Well worth the 20 km drive from Hokitika, Lake Kaniere is a must-visit. Soak up the beautiful reflections, and stunning views of snow-capped mountains and bush-clad hills surrounding the lake. On a hot summer’s day, you can enjoy your picnic while watching the boaties, kayaks and kids jumping off the jetty. The surrounding walks to Dorothy Falls, Canoe Cove and the Kahikatea Walk are well worth the effort, and it’s a popular spot for birdwatching.
8. Christchurch Botanic Gardens
In the city centre next to the Canterbury Museum, the Botanic Gardens are a beautiful place to while away an hour or two among the blooms whilst digging into a delightful picnic hamper. From grassy open spaces surrounded by mature trees to shady spots, riverside, ponds and playgrounds, there’s something for everyone. In spring you're surrounded by daffodils and tulips and rose blossoms in summer. Wander the many pathways or why not hop on a punt tour and admire the beautiful gardens from the Avon River?
9. Kelvin Heights, Queenstown
Queenstown’s scenic backdrop makes just about everywhere the perfect location for a picnic but if you’re after impressive views of Lake Wakatipu, the Remarkables and Queenstown while hooking into your hamper, check out Kelvin Heights. A short water taxi ride or a 15-minute drive from the centre of Queenstown, you can work up your appetite on the Kelvin Peninsula Trail beforehand. It is an easy-going 90-minute stroll that winds around the lake and circumnavigates the Kelvin Heights golf course. You’ll love the hidden beach coves and sculptures by New Zealand artists that have been generously donated by an anonymous art lover.

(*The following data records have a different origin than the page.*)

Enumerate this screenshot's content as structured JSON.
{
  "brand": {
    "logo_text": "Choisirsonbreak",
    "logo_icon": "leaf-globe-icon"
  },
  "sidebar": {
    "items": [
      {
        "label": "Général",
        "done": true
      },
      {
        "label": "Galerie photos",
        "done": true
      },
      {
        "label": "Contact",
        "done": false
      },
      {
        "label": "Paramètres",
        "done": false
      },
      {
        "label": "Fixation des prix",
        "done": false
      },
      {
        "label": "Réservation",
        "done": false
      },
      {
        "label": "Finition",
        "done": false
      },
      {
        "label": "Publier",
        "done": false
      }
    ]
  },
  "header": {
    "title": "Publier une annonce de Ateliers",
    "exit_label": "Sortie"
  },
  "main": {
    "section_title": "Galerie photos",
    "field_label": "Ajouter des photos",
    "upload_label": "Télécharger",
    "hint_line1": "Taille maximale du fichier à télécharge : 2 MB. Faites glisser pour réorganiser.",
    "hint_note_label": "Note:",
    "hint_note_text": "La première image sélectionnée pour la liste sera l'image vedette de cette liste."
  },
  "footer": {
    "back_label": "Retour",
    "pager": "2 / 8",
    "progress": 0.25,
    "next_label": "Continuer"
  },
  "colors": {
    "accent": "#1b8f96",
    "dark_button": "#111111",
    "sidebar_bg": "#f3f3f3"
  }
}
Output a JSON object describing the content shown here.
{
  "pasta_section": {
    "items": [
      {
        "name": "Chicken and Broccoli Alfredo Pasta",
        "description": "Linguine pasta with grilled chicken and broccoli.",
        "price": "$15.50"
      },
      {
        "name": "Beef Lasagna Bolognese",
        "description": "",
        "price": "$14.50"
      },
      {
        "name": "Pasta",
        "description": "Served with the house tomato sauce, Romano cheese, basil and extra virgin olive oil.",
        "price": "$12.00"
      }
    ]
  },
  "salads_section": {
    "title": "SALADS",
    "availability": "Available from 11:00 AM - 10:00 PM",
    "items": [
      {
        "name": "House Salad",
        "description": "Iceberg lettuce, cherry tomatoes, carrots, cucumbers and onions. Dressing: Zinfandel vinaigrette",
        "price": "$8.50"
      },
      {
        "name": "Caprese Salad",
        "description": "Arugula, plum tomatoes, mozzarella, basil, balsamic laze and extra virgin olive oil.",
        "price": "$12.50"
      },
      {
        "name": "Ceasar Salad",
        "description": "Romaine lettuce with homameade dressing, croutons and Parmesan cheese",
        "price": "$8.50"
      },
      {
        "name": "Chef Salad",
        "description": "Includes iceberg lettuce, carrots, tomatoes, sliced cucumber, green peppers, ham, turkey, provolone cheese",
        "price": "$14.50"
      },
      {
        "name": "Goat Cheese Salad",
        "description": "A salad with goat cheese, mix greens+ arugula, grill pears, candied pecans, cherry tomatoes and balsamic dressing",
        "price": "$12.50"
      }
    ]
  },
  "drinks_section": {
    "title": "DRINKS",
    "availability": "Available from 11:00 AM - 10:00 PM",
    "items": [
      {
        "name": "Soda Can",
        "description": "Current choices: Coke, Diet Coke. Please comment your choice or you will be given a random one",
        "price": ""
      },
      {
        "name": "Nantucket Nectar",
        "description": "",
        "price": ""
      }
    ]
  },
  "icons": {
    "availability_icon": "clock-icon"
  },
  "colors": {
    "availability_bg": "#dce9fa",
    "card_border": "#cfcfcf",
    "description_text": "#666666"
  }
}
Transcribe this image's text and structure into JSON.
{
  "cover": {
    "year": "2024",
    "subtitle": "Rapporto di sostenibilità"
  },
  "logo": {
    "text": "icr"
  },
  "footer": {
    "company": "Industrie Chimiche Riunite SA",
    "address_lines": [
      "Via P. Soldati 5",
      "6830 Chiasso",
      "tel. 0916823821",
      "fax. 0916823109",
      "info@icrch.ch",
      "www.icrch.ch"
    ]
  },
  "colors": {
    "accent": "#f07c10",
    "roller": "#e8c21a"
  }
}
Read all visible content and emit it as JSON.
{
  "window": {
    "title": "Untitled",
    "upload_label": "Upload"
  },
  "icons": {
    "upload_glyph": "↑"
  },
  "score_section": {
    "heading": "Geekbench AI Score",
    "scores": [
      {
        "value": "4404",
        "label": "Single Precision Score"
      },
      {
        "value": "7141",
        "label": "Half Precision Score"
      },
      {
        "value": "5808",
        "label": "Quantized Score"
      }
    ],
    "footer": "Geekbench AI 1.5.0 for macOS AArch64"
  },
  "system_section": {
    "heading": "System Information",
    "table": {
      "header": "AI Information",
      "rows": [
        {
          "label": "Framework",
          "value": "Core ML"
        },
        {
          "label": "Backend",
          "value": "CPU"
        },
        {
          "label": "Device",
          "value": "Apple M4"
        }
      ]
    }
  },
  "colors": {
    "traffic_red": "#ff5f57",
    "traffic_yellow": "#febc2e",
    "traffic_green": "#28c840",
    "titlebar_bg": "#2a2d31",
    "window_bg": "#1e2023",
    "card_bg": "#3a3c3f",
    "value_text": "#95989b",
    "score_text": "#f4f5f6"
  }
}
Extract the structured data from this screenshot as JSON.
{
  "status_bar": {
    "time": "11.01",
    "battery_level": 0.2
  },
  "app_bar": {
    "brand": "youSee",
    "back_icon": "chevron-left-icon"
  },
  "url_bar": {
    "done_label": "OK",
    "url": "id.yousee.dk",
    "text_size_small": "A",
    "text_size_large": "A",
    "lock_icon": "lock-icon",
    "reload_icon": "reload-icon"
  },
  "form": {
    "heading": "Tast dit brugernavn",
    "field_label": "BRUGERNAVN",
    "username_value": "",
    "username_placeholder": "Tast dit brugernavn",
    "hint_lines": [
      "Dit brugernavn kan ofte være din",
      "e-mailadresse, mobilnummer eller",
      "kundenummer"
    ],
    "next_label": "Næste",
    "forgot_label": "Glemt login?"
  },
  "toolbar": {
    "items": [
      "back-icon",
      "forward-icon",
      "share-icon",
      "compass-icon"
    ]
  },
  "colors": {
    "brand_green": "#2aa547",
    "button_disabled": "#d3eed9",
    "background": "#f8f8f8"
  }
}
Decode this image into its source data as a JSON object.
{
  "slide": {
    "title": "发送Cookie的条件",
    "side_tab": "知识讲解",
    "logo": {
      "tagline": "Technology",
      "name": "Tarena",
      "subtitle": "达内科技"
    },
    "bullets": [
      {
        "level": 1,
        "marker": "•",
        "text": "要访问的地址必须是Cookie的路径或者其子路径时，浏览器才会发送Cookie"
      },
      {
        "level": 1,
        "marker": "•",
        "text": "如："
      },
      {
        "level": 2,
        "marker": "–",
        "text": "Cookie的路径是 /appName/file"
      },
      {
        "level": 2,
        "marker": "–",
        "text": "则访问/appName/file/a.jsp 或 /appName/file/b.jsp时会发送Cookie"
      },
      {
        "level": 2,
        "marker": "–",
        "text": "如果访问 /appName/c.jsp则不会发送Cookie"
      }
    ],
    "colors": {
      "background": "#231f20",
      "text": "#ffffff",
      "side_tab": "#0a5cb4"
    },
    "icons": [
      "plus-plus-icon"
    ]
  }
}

10. Blue Lake, Central Otago
The ‘Glory Hole' was once the deepest mining hole in the southern hemisphere. Now a giant turquoise lake when the sun reflects off the minerals in the white cliffs. The Blue Lake at St Bathans is just off the Central Otago Touring Route. It’s located about 8km from the main highway along a gravel road, and is well worth the detour. Check out the heritage buildings along the high road in this tiny old mining town before ambling around the Blue Lake.
There are two walks to choose from but the longer 1.5-hour walk is the best way to take it all in. There is seating along the way where you can enjoy your picnic while gazing at distant mountains, or why not go for a dip? The lake is popular for boating, kayaking and paddleboarding over summer. If you’re still peckish after your walk, you could fuel up at the Vulcan Hotel with a famous South Island cheese roll or enjoy a cold beer or Central Otago pinot noir. As there is a bit of shingle on the trail, make sure to wear decent footwear.
Keen to start your New Zealand road trip?
No matter the season or the island you choose to explore, it’s always a good time to park up your maui motorhome and enjoy a picnic. Thanks to its diversity, you'd be hard-pressed to find a moment when you're not struck by the beauty Aotearoa New Zealand has to offer, so take your time and enjoy it. Just remember to leave the land as you found it and dispose of any rubbish properly. Book your maui campervan online and then pick it up from your nearest maui branch.